Task objective:
An exact reproduction of the records is required. Images must be left out.

=== Begin Enclosure ===

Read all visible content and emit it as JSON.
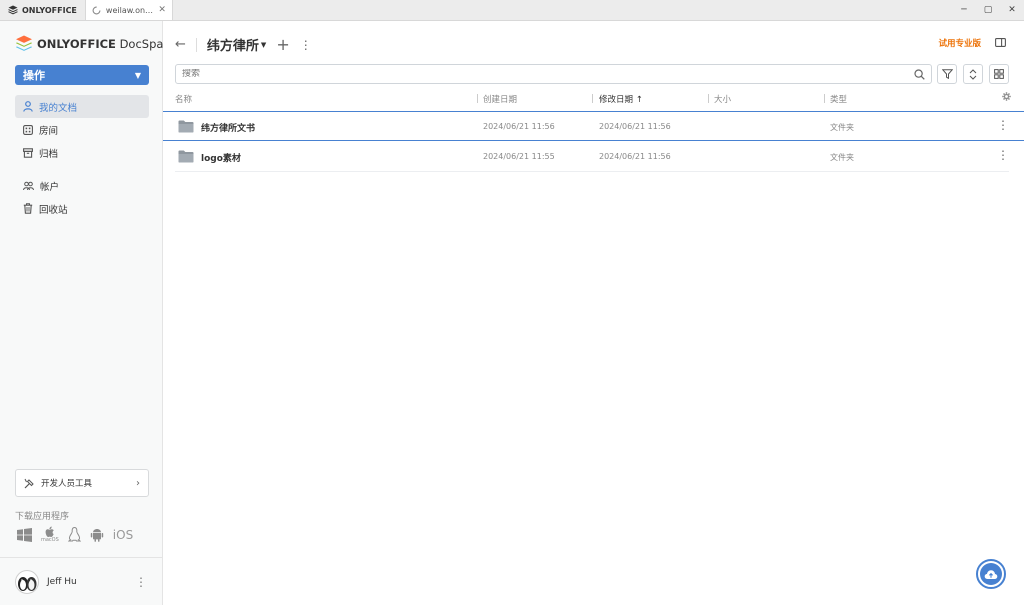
{
  "window": {
    "app_tab_label": "ONLYOFFICE",
    "doc_tab_label": "weilaw.onlyo...",
    "doc_tab_close": "✕"
  },
  "sidebar": {
    "logo_brand": "ONLYOFFICE",
    "logo_product": " DocSpace",
    "action_button": "操作",
    "nav": [
      {
        "label": "我的文档",
        "icon": "person-icon",
        "active": true
      },
      {
        "label": "房间",
        "icon": "rooms-icon",
        "active": false
      },
      {
        "label": "归档",
        "icon": "archive-icon",
        "active": false
      },
      {
        "label": "帐户",
        "icon": "accounts-icon",
        "active": false
      },
      {
        "label": "回收站",
        "icon": "trash-icon",
        "active": false
      }
    ],
    "dev_tools_label": "开发人员工具",
    "download_apps_label": "下载应用程序",
    "os_icons": [
      "windows-icon",
      "macos-icon",
      "linux-icon",
      "android-icon",
      "ios-icon"
    ],
    "macos_caption": "macOS",
    "ios_label": "iOS",
    "user_name": "Jeff Hu"
  },
  "header": {
    "folder_title": "纬方律所",
    "trial_link": "试用专业版"
  },
  "search": {
    "placeholder": "搜索"
  },
  "table": {
    "columns": [
      "名称",
      "创建日期",
      "修改日期",
      "大小",
      "类型"
    ],
    "sort_indicator": "↑",
    "rows": [
      {
        "name": "纬方律所文书",
        "created": "2024/06/21 11:56",
        "modified": "2024/06/21 11:56",
        "size": "",
        "type": "文件夹"
      },
      {
        "name": "logo素材",
        "created": "2024/06/21 11:55",
        "modified": "2024/06/21 11:56",
        "size": "",
        "type": "文件夹"
      }
    ]
  },
  "colors": {
    "accent": "#4781d1",
    "trial": "#ed7309",
    "sidebar_bg": "#f8f9f9"
  }
}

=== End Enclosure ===

Written answer:
Read all visible content and emit it as JSON.
{
  "window": {
    "app_tab_label": "ONLYOFFICE",
    "doc_tab_label": "weilaw.onlyo...",
    "doc_tab_close": "✕"
  },
  "sidebar": {
    "logo_brand": "ONLYOFFICE",
    "logo_product": " DocSpace",
    "action_button": "操作",
    "nav": [
      {
        "label": "我的文档",
        "icon": "person-icon",
        "active": true
      },
      {
        "label": "房间",
        "icon": "rooms-icon",
        "active": false
      },
      {
        "label": "归档",
        "icon": "archive-icon",
        "active": false
      },
      {
        "label": "帐户",
        "icon": "accounts-icon",
        "active": false
      },
      {
        "label": "回收站",
        "icon": "trash-icon",
        "active": false
      }
    ],
    "dev_tools_label": "开发人员工具",
    "download_apps_label": "下载应用程序",
    "os_icons": [
      "windows-icon",
      "macos-icon",
      "linux-icon",
      "android-icon",
      "ios-icon"
    ],
    "macos_caption": "macOS",
    "ios_label": "iOS",
    "user_name": "Jeff Hu"
  },
  "header": {
    "folder_title": "纬方律所",
    "trial_link": "试用专业版"
  },
  "search": {
    "placeholder": "搜索"
  },
  "table": {
    "columns": [
      "名称",
      "创建日期",
      "修改日期",
      "大小",
      "类型"
    ],
    "sort_indicator": "↑",
    "rows": [
      {
        "name": "纬方律所文书",
        "created": "2024/06/21 11:56",
        "modified": "2024/06/21 11:56",
        "size": "",
        "type": "文件夹"
      },
      {
        "name": "logo素材",
        "created": "2024/06/21 11:55",
        "modified": "2024/06/21 11:56",
        "size": "",
        "type": "文件夹"
      }
    ]
  },
  "colors": {
    "accent": "#4781d1",
    "trial": "#ed7309",
    "sidebar_bg": "#f8f9f9"
  }
}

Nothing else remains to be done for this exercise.